Date: Saturday 8th May 2010

Venue: LT-C101, University of Northampton, Park Campus, Boughton Green Road, Northampton NN2 7AL, UK

Why this conference?

This conference gathers academics, journalists, researchers, policy makers and civil society organisations to discuss youth use of new media and the implication this has on identity construction, public opinion, citizenship and social change. Although their development is a recent phenomenon, new media have not only opened up new opportunities for journalism but also empowered audiences and civil society organisations with unprecedented platforms for ‘free’ expression and social activism around the world. New technologies are said to have reinvigorated a sense of a ‘transnational public sphere’ and strengthened marginalized communities and provided a platform for subcultural groups and the voiceless. The possible consequences of such rapid developments on social and political change are not hard to imagine. The sweeping victory of US president elect Barak Obama (in the latest American presidential elections) characterised by the unprecedented outreach to marginalised communities including the youth through YouTube, Facebook, and other internet platforms is a case in point.

This conference aims to map out the above mentioned phenomena, focusing on the role of new media in the perceived social changes. It debates how audiences, users, civil society organisations, political/social groups and subcultures have understood and found in these technologies the right tools and strategies to power their work sustainably.

Conference themes:

This conference will cover (but not necessarily limited to) the following areas of enquiry:

– Blogging and bloggers as citizen journalists; are bloggers making a social difference?

– Satellite TV and the internet as cites of resistance/alternative media or sets of ‘censored national enclosures’

-E-campaigning and political/social groups

– How are  activists/the youth interacting with platforms like ‘YouTube’, ‘MySpace’, ‘Flicker’, ‘Faithtube’, ‘Facebook’ and ‘Blogging’ to pursue their objectives?

– Challenges of the Internet in war zones

– The new media and women empowerment amongst ethnic minorities.

– Youth subcultures and new media, what is going on?

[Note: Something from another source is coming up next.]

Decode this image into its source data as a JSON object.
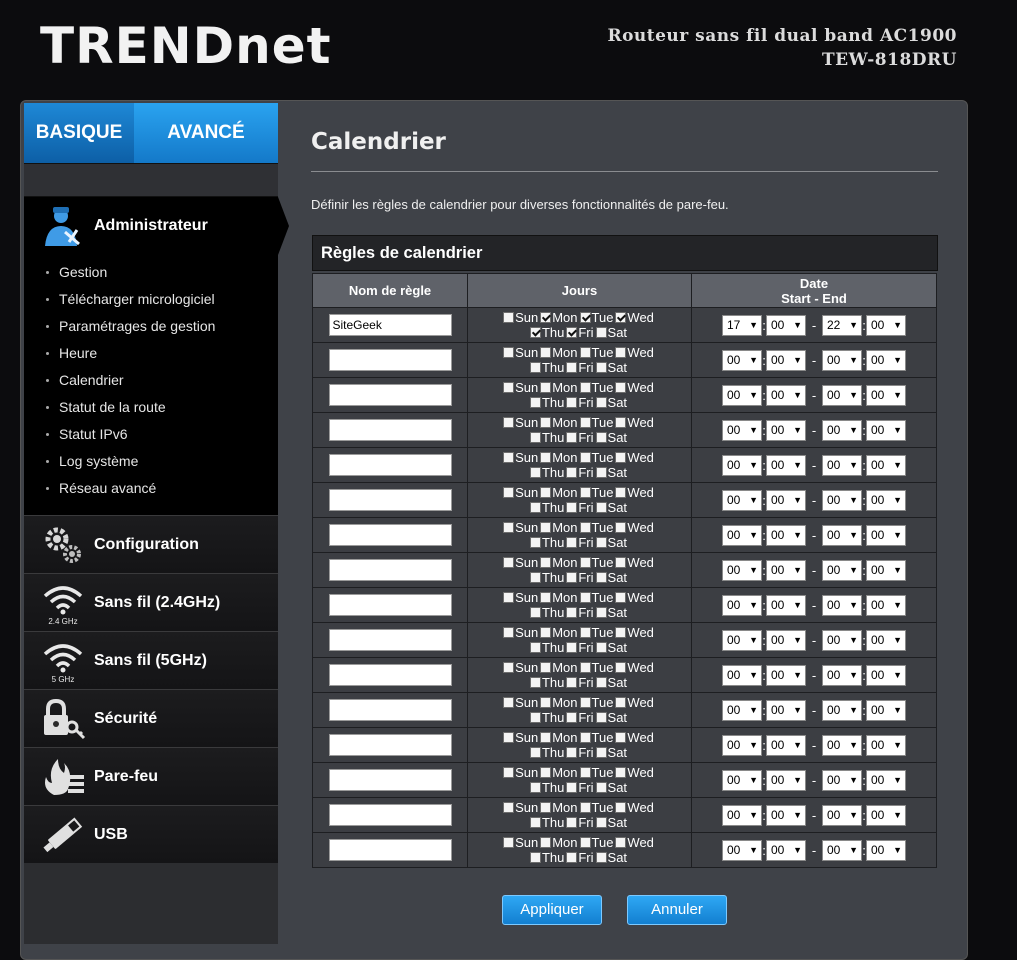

– In the absence of real democracy in some parts of the Arab and Muslim world is new media creating a new form of social/political capital: e-democracy?

– What functions are the internet and satellite TV playing in mobilising public opinion?

– What expectations and perceptions are there regarding changes in cultural and political values?

Attendance: Participation in this conference will be open to academics, researchers, policy makers, government agencies, youth workers, students, parents and other members of the public.

Fees: £35 waged; £10 non-waged and students

Call for submissions: Abstracts of no more than 400 words, along with a short bio should be submitted by the 30th November 2009. Papers should reflect one or more of the conference themes mentioned above. Particularly welcome are papers based on empirical work and a clear research method (s). Deadline for full papers is 10th April 2010.

Selected conference papers will be published in an edited volume.

Contact: Please send all submissions and enquiries to:

Dr Noureddine Miladi (conference coordinator),

Senior Lecturer in Media & Sociology

School of Social Sciences

University of Northampton

Park Campus

NORTHAMPTON

NN2 7AL

UK

Tel: +44 (0) 1604892104

E-mail: noureddine.miladi@northampton.ac.uk + www.northampton.ac.uk

Posted here by Glenn Rikowski

The Flow of Ideas: http://www.flowideas.co.uk

MySpace Profile: http://www.myspace.com/glennrikowski

Wavering on Ether: http://blog.myspace.com/glennrikowski